Image: Airflow after tracheostomy. Diagram ©1995 Passy-Muir, Inc.

June cannot; she has a total scar tissue blockage above the trach, so air cannot reach the vocal cords. So in the meantime, especially during this critical age when expressive language is wired to develop, June can still learn to communicate using signs.We decided to learn true ASL, not just modified baby signs, because we don’t know how long June will need the trach ultimately.

So after a few weeks of watching Signing Time (that’s the BEST show!), Greg and I were reviewing signs we knew, and we kept stumbling over subtle differences- a slightly different sign placement, hand shape or gesture, and it means a completely different thing.  
“I thought this was ‘apple.'”
“No, you’re signing ‘Alex.’ This is ‘apple,’ A, on your cheek.”
“I thought that was ‘girl.'”
“No girl is A down the jawline.”
“But I thought that was ‘shy.'”
“No, ‘shy’ is down the cheek but with a C hand…”
We realized that as we learned more signs, eventually we would unknowingly sign something vulgar by forming an innocent sign incorrectly.  So, like responsible adults, we spent an evening watching YouTube and cussing at each other in sign language.  You know, so we know what signs not to do. Unless we need a laugh. It was pretty fun actually.

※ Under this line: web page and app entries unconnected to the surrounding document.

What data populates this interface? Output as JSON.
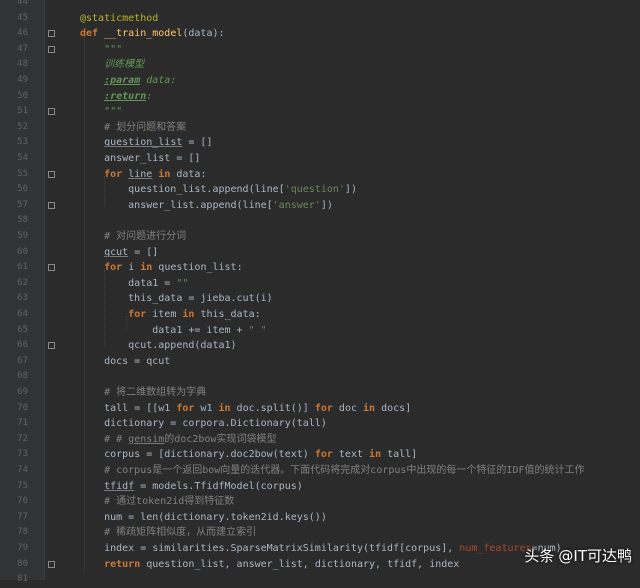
{
  "editor": {
    "lines": [
      {
        "n": "44",
        "t": [
          {
            "s": ""
          }
        ]
      },
      {
        "n": "45",
        "t": [
          {
            "s": "@staticmethod",
            "c": "dec"
          }
        ]
      },
      {
        "n": "46",
        "t": [
          {
            "s": "def ",
            "c": "kw"
          },
          {
            "s": "__train_model",
            "c": "fn"
          },
          {
            "s": "(data):"
          }
        ]
      },
      {
        "n": "47",
        "t": [
          {
            "s": "    \"\"\"",
            "c": "doc"
          }
        ]
      },
      {
        "n": "48",
        "t": [
          {
            "s": "    训练模型",
            "c": "doc"
          }
        ]
      },
      {
        "n": "49",
        "t": [
          {
            "s": "    ",
            "c": "doc"
          },
          {
            "s": ":param",
            "c": "doctag"
          },
          {
            "s": " data:",
            "c": "doc"
          }
        ]
      },
      {
        "n": "50",
        "t": [
          {
            "s": "    ",
            "c": "doc"
          },
          {
            "s": ":return",
            "c": "doctag"
          },
          {
            "s": ":",
            "c": "doc"
          }
        ]
      },
      {
        "n": "51",
        "t": [
          {
            "s": "    \"\"\"",
            "c": "doc"
          }
        ]
      },
      {
        "n": "52",
        "t": [
          {
            "s": "    # 划分问题和答案",
            "c": "cm"
          }
        ]
      },
      {
        "n": "53",
        "t": [
          {
            "s": "    "
          },
          {
            "s": "question_list",
            "c": "ul"
          },
          {
            "s": " = []"
          }
        ]
      },
      {
        "n": "54",
        "t": [
          {
            "s": "    answer_list = []"
          }
        ]
      },
      {
        "n": "55",
        "t": [
          {
            "s": "    "
          },
          {
            "s": "for ",
            "c": "kw"
          },
          {
            "s": "line",
            "c": "ul"
          },
          {
            "s": " in ",
            "c": "kw"
          },
          {
            "s": "data:"
          }
        ]
      },
      {
        "n": "56",
        "t": [
          {
            "s": "        question_list.append(line["
          },
          {
            "s": "'question'",
            "c": "str"
          },
          {
            "s": "])"
          }
        ]
      },
      {
        "n": "57",
        "t": [
          {
            "s": "        answer_list.append(line["
          },
          {
            "s": "'answer'",
            "c": "str"
          },
          {
            "s": "])"
          }
        ]
      },
      {
        "n": "58",
        "t": [
          {
            "s": ""
          }
        ]
      },
      {
        "n": "59",
        "t": [
          {
            "s": "    # 对问题进行分词",
            "c": "cm"
          }
        ]
      },
      {
        "n": "60",
        "t": [
          {
            "s": "    "
          },
          {
            "s": "qcut",
            "c": "ul"
          },
          {
            "s": " = []"
          }
        ]
      },
      {
        "n": "61",
        "t": [
          {
            "s": "    "
          },
          {
            "s": "for ",
            "c": "kw"
          },
          {
            "s": "i "
          },
          {
            "s": "in ",
            "c": "kw"
          },
          {
            "s": "question_list:"
          }
        ]
      },
      {
        "n": "62",
        "t": [
          {
            "s": "        data1 = "
          },
          {
            "s": "\"\"",
            "c": "str"
          }
        ]
      },
      {
        "n": "63",
        "t": [
          {
            "s": "        this_data = jieba.cut(i)"
          }
        ]
      },
      {
        "n": "64",
        "t": [
          {
            "s": "        "
          },
          {
            "s": "for ",
            "c": "kw"
          },
          {
            "s": "item "
          },
          {
            "s": "in ",
            "c": "kw"
          },
          {
            "s": "this_data:"
          }
        ]
      },
      {
        "n": "65",
        "t": [
          {
            "s": "            data1 += item + "
          },
          {
            "s": "\" \"",
            "c": "str"
          }
        ]
      },
      {
        "n": "66",
        "t": [
          {
            "s": "        qcut.append(data1)"
          }
        ]
      },
      {
        "n": "67",
        "t": [
          {
            "s": "    docs = qcut"
          }
        ]
      },
      {
        "n": "68",
        "t": [
          {
            "s": ""
          }
        ]
      },
      {
        "n": "69",
        "t": [
          {
            "s": "    # 将二维数组转为字典",
            "c": "cm"
          }
        ]
      },
      {
        "n": "70",
        "t": [
          {
            "s": "    tall = [[w1 "
          },
          {
            "s": "for ",
            "c": "kw"
          },
          {
            "s": "w1 "
          },
          {
            "s": "in ",
            "c": "kw"
          },
          {
            "s": "doc.split()] "
          },
          {
            "s": "for ",
            "c": "kw"
          },
          {
            "s": "doc "
          },
          {
            "s": "in ",
            "c": "kw"
          },
          {
            "s": "docs]"
          }
        ]
      },
      {
        "n": "71",
        "t": [
          {
            "s": "    dictionary = corpora.Dictionary(tall)"
          }
        ]
      },
      {
        "n": "72",
        "t": [
          {
            "s": "    # # ",
            "c": "cm"
          },
          {
            "s": "gensim",
            "c": "cm ul"
          },
          {
            "s": "的doc2bow实现词袋模型",
            "c": "cm"
          }
        ]
      },
      {
        "n": "73",
        "t": [
          {
            "s": "    corpus = [dictionary.doc2bow(text) "
          },
          {
            "s": "for ",
            "c": "kw"
          },
          {
            "s": "text "
          },
          {
            "s": "in ",
            "c": "kw"
          },
          {
            "s": "tall]"
          }
        ]
      },
      {
        "n": "74",
        "t": [
          {
            "s": "    # corpus是一个返回bow向量的迭代器。下面代码将完成对corpus中出现的每一个特征的IDF值的统计工作",
            "c": "cm"
          }
        ]
      },
      {
        "n": "75",
        "t": [
          {
            "s": "    "
          },
          {
            "s": "tfidf",
            "c": "ul"
          },
          {
            "s": " = models.TfidfModel(corpus)"
          }
        ]
      },
      {
        "n": "76",
        "t": [
          {
            "s": "    # 通过token2id得到特征数",
            "c": "cm"
          }
        ]
      },
      {
        "n": "77",
        "t": [
          {
            "s": "    num = len(dictionary.token2id.keys())"
          }
        ]
      },
      {
        "n": "78",
        "t": [
          {
            "s": "    # 稀疏矩阵相似度，从而建立索引",
            "c": "cm"
          }
        ]
      },
      {
        "n": "79",
        "t": [
          {
            "s": "    index = similarities.SparseMatrixSimilarity(tfidf[corpus], "
          },
          {
            "s": "num_features",
            "c": "param"
          },
          {
            "s": "=num)"
          }
        ]
      },
      {
        "n": "80",
        "t": [
          {
            "s": "    "
          },
          {
            "s": "return ",
            "c": "kw"
          },
          {
            "s": "question_list, answer_list, dictionary, tfidf, index"
          }
        ]
      },
      {
        "n": "81",
        "t": [
          {
            "s": ""
          }
        ]
      }
    ],
    "fold_markers": [
      "46",
      "47",
      "51",
      "55",
      "57",
      "61",
      "66",
      "80"
    ]
  },
  "watermark": {
    "prefix": "头条",
    "handle": "@IT可达鸭"
  }
}
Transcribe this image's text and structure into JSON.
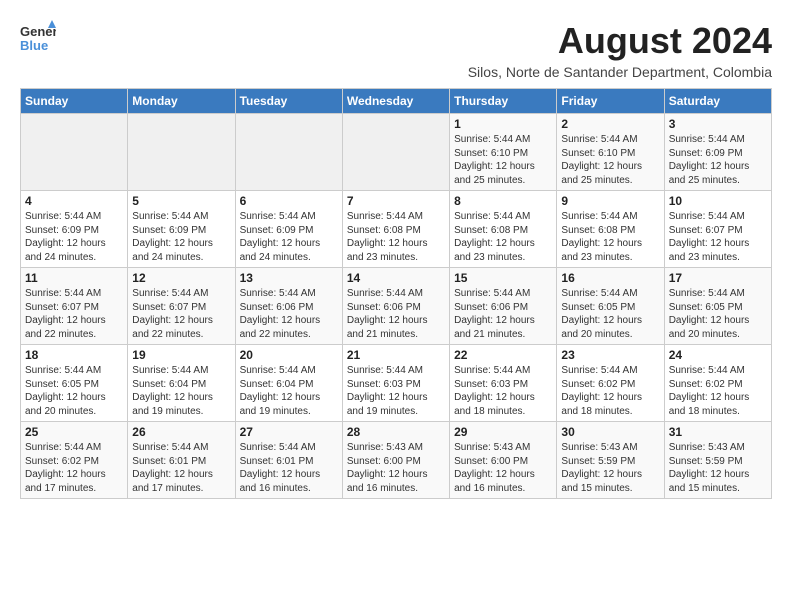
{
  "header": {
    "logo_general": "General",
    "logo_blue": "Blue",
    "month_title": "August 2024",
    "location": "Silos, Norte de Santander Department, Colombia"
  },
  "weekdays": [
    "Sunday",
    "Monday",
    "Tuesday",
    "Wednesday",
    "Thursday",
    "Friday",
    "Saturday"
  ],
  "weeks": [
    [
      {
        "day": "",
        "info": ""
      },
      {
        "day": "",
        "info": ""
      },
      {
        "day": "",
        "info": ""
      },
      {
        "day": "",
        "info": ""
      },
      {
        "day": "1",
        "info": "Sunrise: 5:44 AM\nSunset: 6:10 PM\nDaylight: 12 hours\nand 25 minutes."
      },
      {
        "day": "2",
        "info": "Sunrise: 5:44 AM\nSunset: 6:10 PM\nDaylight: 12 hours\nand 25 minutes."
      },
      {
        "day": "3",
        "info": "Sunrise: 5:44 AM\nSunset: 6:09 PM\nDaylight: 12 hours\nand 25 minutes."
      }
    ],
    [
      {
        "day": "4",
        "info": "Sunrise: 5:44 AM\nSunset: 6:09 PM\nDaylight: 12 hours\nand 24 minutes."
      },
      {
        "day": "5",
        "info": "Sunrise: 5:44 AM\nSunset: 6:09 PM\nDaylight: 12 hours\nand 24 minutes."
      },
      {
        "day": "6",
        "info": "Sunrise: 5:44 AM\nSunset: 6:09 PM\nDaylight: 12 hours\nand 24 minutes."
      },
      {
        "day": "7",
        "info": "Sunrise: 5:44 AM\nSunset: 6:08 PM\nDaylight: 12 hours\nand 23 minutes."
      },
      {
        "day": "8",
        "info": "Sunrise: 5:44 AM\nSunset: 6:08 PM\nDaylight: 12 hours\nand 23 minutes."
      },
      {
        "day": "9",
        "info": "Sunrise: 5:44 AM\nSunset: 6:08 PM\nDaylight: 12 hours\nand 23 minutes."
      },
      {
        "day": "10",
        "info": "Sunrise: 5:44 AM\nSunset: 6:07 PM\nDaylight: 12 hours\nand 23 minutes."
      }
    ],
    [
      {
        "day": "11",
        "info": "Sunrise: 5:44 AM\nSunset: 6:07 PM\nDaylight: 12 hours\nand 22 minutes."
      },
      {
        "day": "12",
        "info": "Sunrise: 5:44 AM\nSunset: 6:07 PM\nDaylight: 12 hours\nand 22 minutes."
      },
      {
        "day": "13",
        "info": "Sunrise: 5:44 AM\nSunset: 6:06 PM\nDaylight: 12 hours\nand 22 minutes."
      },
      {
        "day": "14",
        "info": "Sunrise: 5:44 AM\nSunset: 6:06 PM\nDaylight: 12 hours\nand 21 minutes."
      },
      {
        "day": "15",
        "info": "Sunrise: 5:44 AM\nSunset: 6:06 PM\nDaylight: 12 hours\nand 21 minutes."
      },
      {
        "day": "16",
        "info": "Sunrise: 5:44 AM\nSunset: 6:05 PM\nDaylight: 12 hours\nand 20 minutes."
      },
      {
        "day": "17",
        "info": "Sunrise: 5:44 AM\nSunset: 6:05 PM\nDaylight: 12 hours\nand 20 minutes."
      }
    ],
    [
      {
        "day": "18",
        "info": "Sunrise: 5:44 AM\nSunset: 6:05 PM\nDaylight: 12 hours\nand 20 minutes."
      },
      {
        "day": "19",
        "info": "Sunrise: 5:44 AM\nSunset: 6:04 PM\nDaylight: 12 hours\nand 19 minutes."
      },
      {
        "day": "20",
        "info": "Sunrise: 5:44 AM\nSunset: 6:04 PM\nDaylight: 12 hours\nand 19 minutes."
      },
      {
        "day": "21",
        "info": "Sunrise: 5:44 AM\nSunset: 6:03 PM\nDaylight: 12 hours\nand 19 minutes."
      },
      {
        "day": "22",
        "info": "Sunrise: 5:44 AM\nSunset: 6:03 PM\nDaylight: 12 hours\nand 18 minutes."
      },
      {
        "day": "23",
        "info": "Sunrise: 5:44 AM\nSunset: 6:02 PM\nDaylight: 12 hours\nand 18 minutes."
      },
      {
        "day": "24",
        "info": "Sunrise: 5:44 AM\nSunset: 6:02 PM\nDaylight: 12 hours\nand 18 minutes."
      }
    ],
    [
      {
        "day": "25",
        "info": "Sunrise: 5:44 AM\nSunset: 6:02 PM\nDaylight: 12 hours\nand 17 minutes."
      },
      {
        "day": "26",
        "info": "Sunrise: 5:44 AM\nSunset: 6:01 PM\nDaylight: 12 hours\nand 17 minutes."
      },
      {
        "day": "27",
        "info": "Sunrise: 5:44 AM\nSunset: 6:01 PM\nDaylight: 12 hours\nand 16 minutes."
      },
      {
        "day": "28",
        "info": "Sunrise: 5:43 AM\nSunset: 6:00 PM\nDaylight: 12 hours\nand 16 minutes."
      },
      {
        "day": "29",
        "info": "Sunrise: 5:43 AM\nSunset: 6:00 PM\nDaylight: 12 hours\nand 16 minutes."
      },
      {
        "day": "30",
        "info": "Sunrise: 5:43 AM\nSunset: 5:59 PM\nDaylight: 12 hours\nand 15 minutes."
      },
      {
        "day": "31",
        "info": "Sunrise: 5:43 AM\nSunset: 5:59 PM\nDaylight: 12 hours\nand 15 minutes."
      }
    ]
  ]
}
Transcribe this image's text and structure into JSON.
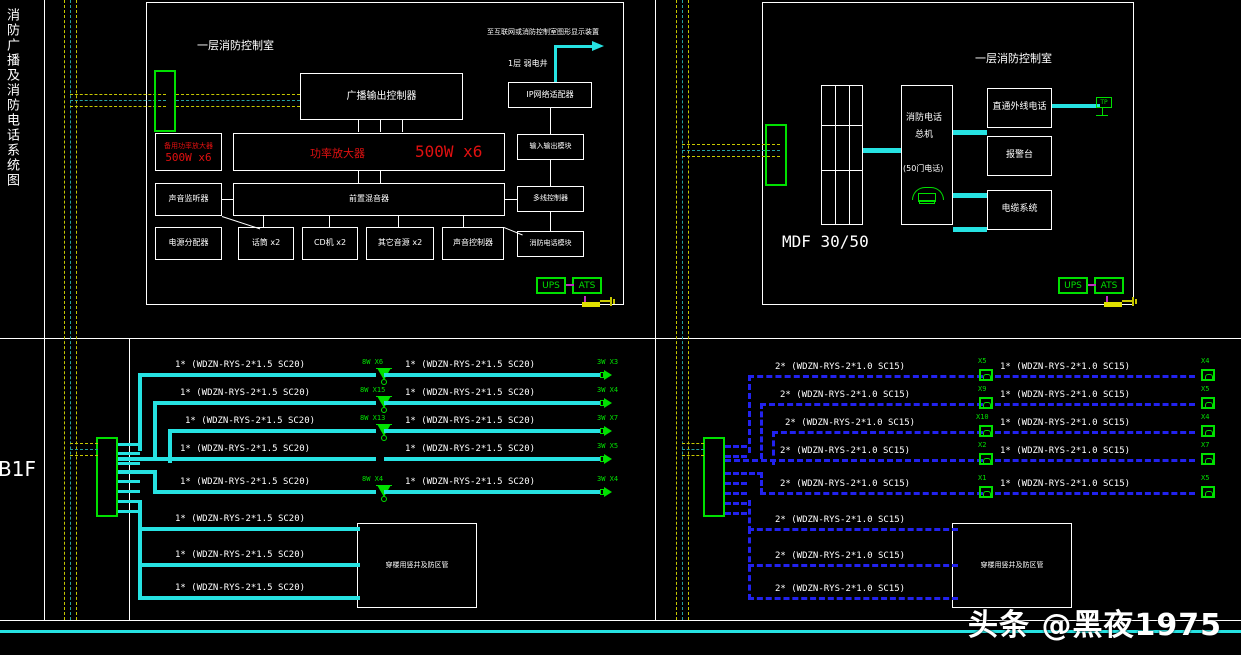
{
  "drawing": {
    "title_vertical": "消防广播及消防电话系统图",
    "floor_labels": [
      "B1F"
    ],
    "watermark": "头条 @黑夜1975"
  },
  "left_panel": {
    "room_label": "一层消防控制室",
    "boxes": {
      "broadcast_controller": "广播输出控制器",
      "power_amplifier_label": "功率放大器",
      "power_amplifier_rating": "500W x6",
      "spare_amp_label": "备用功率放大器",
      "spare_amp_rating": "500W x6",
      "mixer": "前置混音器",
      "monitor_panel": "声音监听器",
      "attenuator": "电源分配器",
      "microphone": "话筒  x2",
      "cd_player": "CD机 x2",
      "other_source": "其它音源   x2",
      "volume_control": "声音控制器",
      "ip_adapter": "IP网络适配器",
      "io_module": "输入输出模块",
      "line_controller": "多线控制器",
      "fire_phone_module": "消防电话模块"
    },
    "network_note": "至互联网或消防控制室图形显示装置",
    "floor_note": "1层 弱电井",
    "power": {
      "ups": "UPS",
      "ats": "ATS"
    }
  },
  "right_panel": {
    "room_label": "一层消防控制室",
    "mdf_label": "MDF 30/50",
    "phone_exchange": {
      "line1": "消防电话",
      "line2": "总机",
      "capacity": "(50门电话)"
    },
    "outputs": [
      "直通外线电话",
      "报警台",
      "电缆系统"
    ],
    "tp_label": "TP",
    "power": {
      "ups": "UPS",
      "ats": "ATS"
    }
  },
  "left_risers": {
    "note_box": "穿楼用竖井及防区管",
    "segments": [
      {
        "cable_left": "1* (WDZN-RYS-2*1.5    SC20)",
        "device_mid": "8W  X6",
        "cable_right": "1* (WDZN-RYS-2*1.5    SC20)",
        "device_right": "3W  X3"
      },
      {
        "cable_left": "1* (WDZN-RYS-2*1.5    SC20)",
        "device_mid": "8W  X15",
        "cable_right": "1* (WDZN-RYS-2*1.5    SC20)",
        "device_right": "3W  X4"
      },
      {
        "cable_left": "1* (WDZN-RYS-2*1.5    SC20)",
        "device_mid": "8W  X13",
        "cable_right": "1* (WDZN-RYS-2*1.5    SC20)",
        "device_right": "3W  X7"
      },
      {
        "cable_left": "1* (WDZN-RYS-2*1.5    SC20)",
        "device_mid": "",
        "cable_right": "1* (WDZN-RYS-2*1.5    SC20)",
        "device_right": "3W  X5"
      },
      {
        "cable_left": "1* (WDZN-RYS-2*1.5    SC20)",
        "device_mid": "8W  X4",
        "cable_right": "1* (WDZN-RYS-2*1.5    SC20)",
        "device_right": "3W  X4"
      },
      {
        "cable_left": "1* (WDZN-RYS-2*1.5    SC20)",
        "device_mid": "",
        "cable_right": "",
        "device_right": ""
      },
      {
        "cable_left": "1* (WDZN-RYS-2*1.5    SC20)",
        "device_mid": "",
        "cable_right": "",
        "device_right": ""
      },
      {
        "cable_left": "1* (WDZN-RYS-2*1.5    SC20)",
        "device_mid": "",
        "cable_right": "",
        "device_right": ""
      }
    ]
  },
  "right_risers": {
    "note_box": "穿楼用竖井及防区管",
    "segments": [
      {
        "cable_left": "2* (WDZN-RYS-2*1.0    SC15)",
        "device_mid": "X5",
        "cable_right": "1* (WDZN-RYS-2*1.0    SC15)",
        "device_right": "X4"
      },
      {
        "cable_left": "2* (WDZN-RYS-2*1.0    SC15)",
        "device_mid": "X9",
        "cable_right": "1* (WDZN-RYS-2*1.0    SC15)",
        "device_right": "X5"
      },
      {
        "cable_left": "2* (WDZN-RYS-2*1.0    SC15)",
        "device_mid": "X10",
        "cable_right": "1* (WDZN-RYS-2*1.0    SC15)",
        "device_right": "X4"
      },
      {
        "cable_left": "2* (WDZN-RYS-2*1.0    SC15)",
        "device_mid": "X2",
        "cable_right": "1* (WDZN-RYS-2*1.0    SC15)",
        "device_right": "X7"
      },
      {
        "cable_left": "2* (WDZN-RYS-2*1.0    SC15)",
        "device_mid": "X1",
        "cable_right": "1* (WDZN-RYS-2*1.0    SC15)",
        "device_right": "X5"
      },
      {
        "cable_left": "2* (WDZN-RYS-2*1.0    SC15)",
        "device_mid": "",
        "cable_right": "",
        "device_right": ""
      },
      {
        "cable_left": "2* (WDZN-RYS-2*1.0    SC15)",
        "device_mid": "",
        "cable_right": "",
        "device_right": ""
      },
      {
        "cable_left": "2* (WDZN-RYS-2*1.0    SC15)",
        "device_mid": "",
        "cable_right": "",
        "device_right": ""
      }
    ]
  },
  "colors": {
    "background": "#000000",
    "line_white": "#ffffff",
    "cable_cyan": "#26e2e2",
    "cable_blue": "#2222ee",
    "device_green": "#00e000",
    "accent_red": "#e01010",
    "dash_yellow": "#c8c800"
  }
}
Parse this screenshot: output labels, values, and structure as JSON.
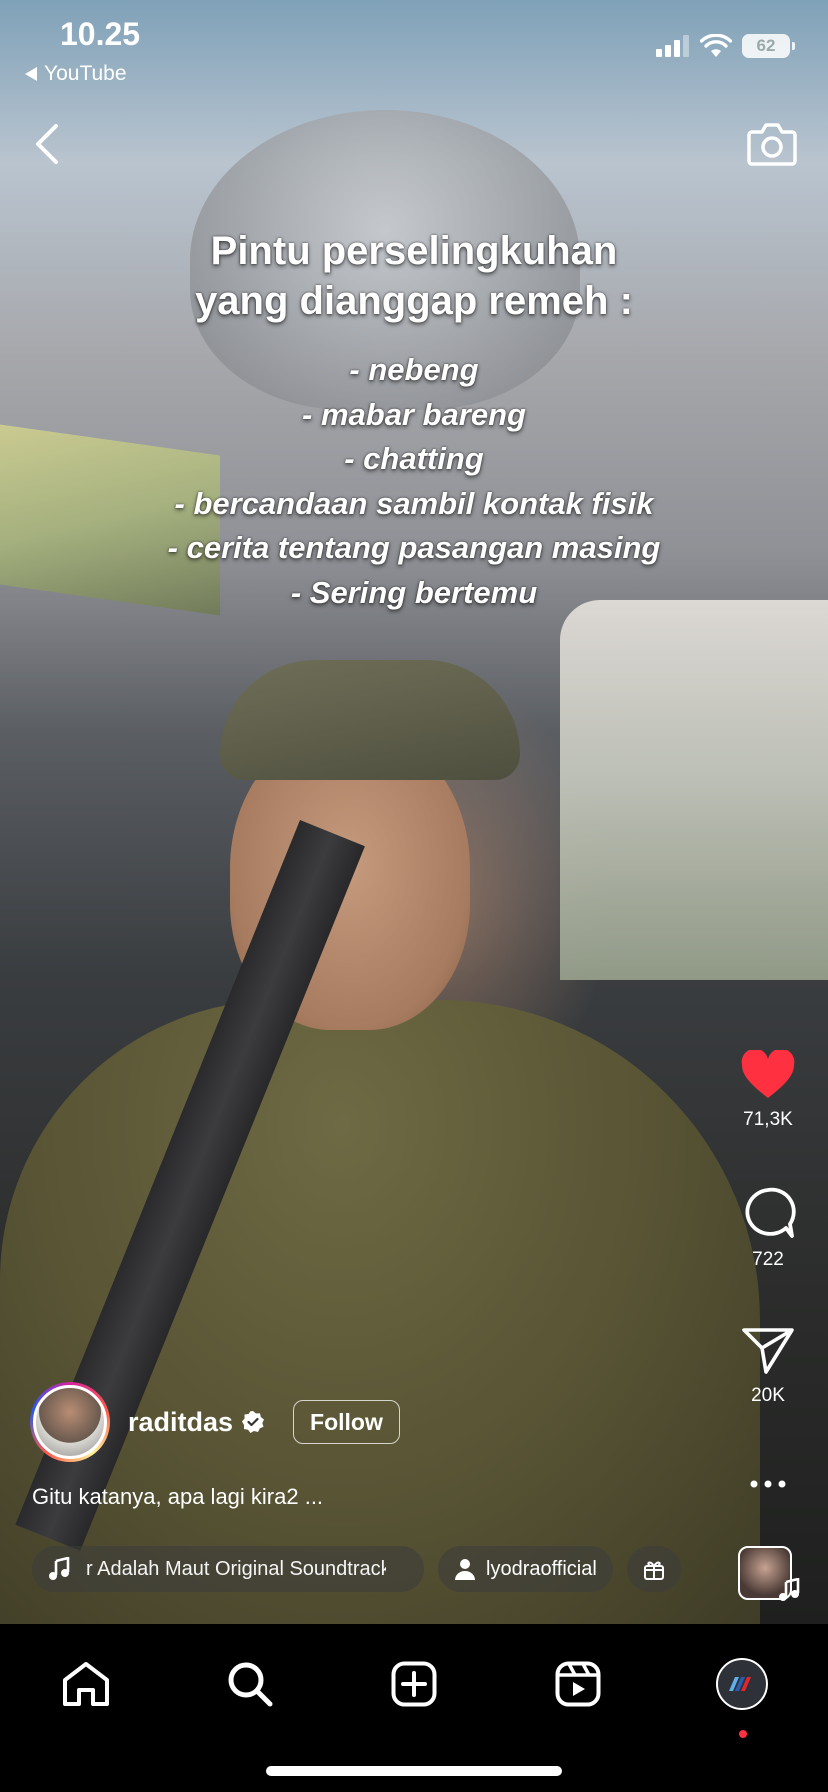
{
  "status_bar": {
    "time": "10.25",
    "back_app": "YouTube",
    "battery": "62"
  },
  "icons": {
    "back": "chevron-left-icon",
    "camera": "camera-icon",
    "like": "heart-icon",
    "comment": "comment-icon",
    "share": "send-icon",
    "more": "more-icon"
  },
  "overlay": {
    "title_lines": [
      "Pintu perselingkuhan",
      "yang dianggap remeh :"
    ],
    "list_lines": [
      "- nebeng",
      "- mabar bareng",
      "- chatting",
      "- bercandaan sambil kontak fisik",
      "- cerita tentang pasangan masing",
      "- Sering bertemu"
    ]
  },
  "actions": {
    "likes": "71,3K",
    "comments": "722",
    "shares": "20K"
  },
  "author": {
    "username": "raditdas",
    "follow_label": "Follow"
  },
  "caption": "Gitu katanya, apa lagi kira2 ...",
  "chips": {
    "music": "r Adalah Maut Original Soundtrack",
    "user": "lyodraofficial"
  },
  "colors": {
    "like": "#ff3040",
    "nav_bg": "#000000"
  }
}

Signing is fun, period.  Rowan absolutely loves it (signing not cussing).  And we’ve been surprised at how frequently we use it.  We don’t need to attempt awkward, loud whispers when we need to communicate with each other across a crowded room or in a group setting.  We can communicate silently around sleeping children.  And we can secretly share our inside jokes and inappropriate comments in public.  Or during a movie.  Or around the kids.  At least until they are old enough to know all the signs we do- and by then they can join in the banter. 

Advertisements

Posted on August 18, 2014, in Authenticity, Difficulty, Kids, Mommying, Purposeful living, Safari house, Tracheostomy. Bookmark the permalink. 2 Comments.

I'd love to hear from you!

Fill in your details below or click an icon to log in:

WordPress.com Logo

You are commenting using your WordPress.com account. Log Out / Change )

Twitter picture

You are commenting using your Twitter account. Log Out / Change )

Facebook photo

You are commenting using your Facebook account. Log Out / Change )

Google+ photo

You are commenting using your Google+ account. Log Out / Change )

Connecting to %s

%d bloggers like this: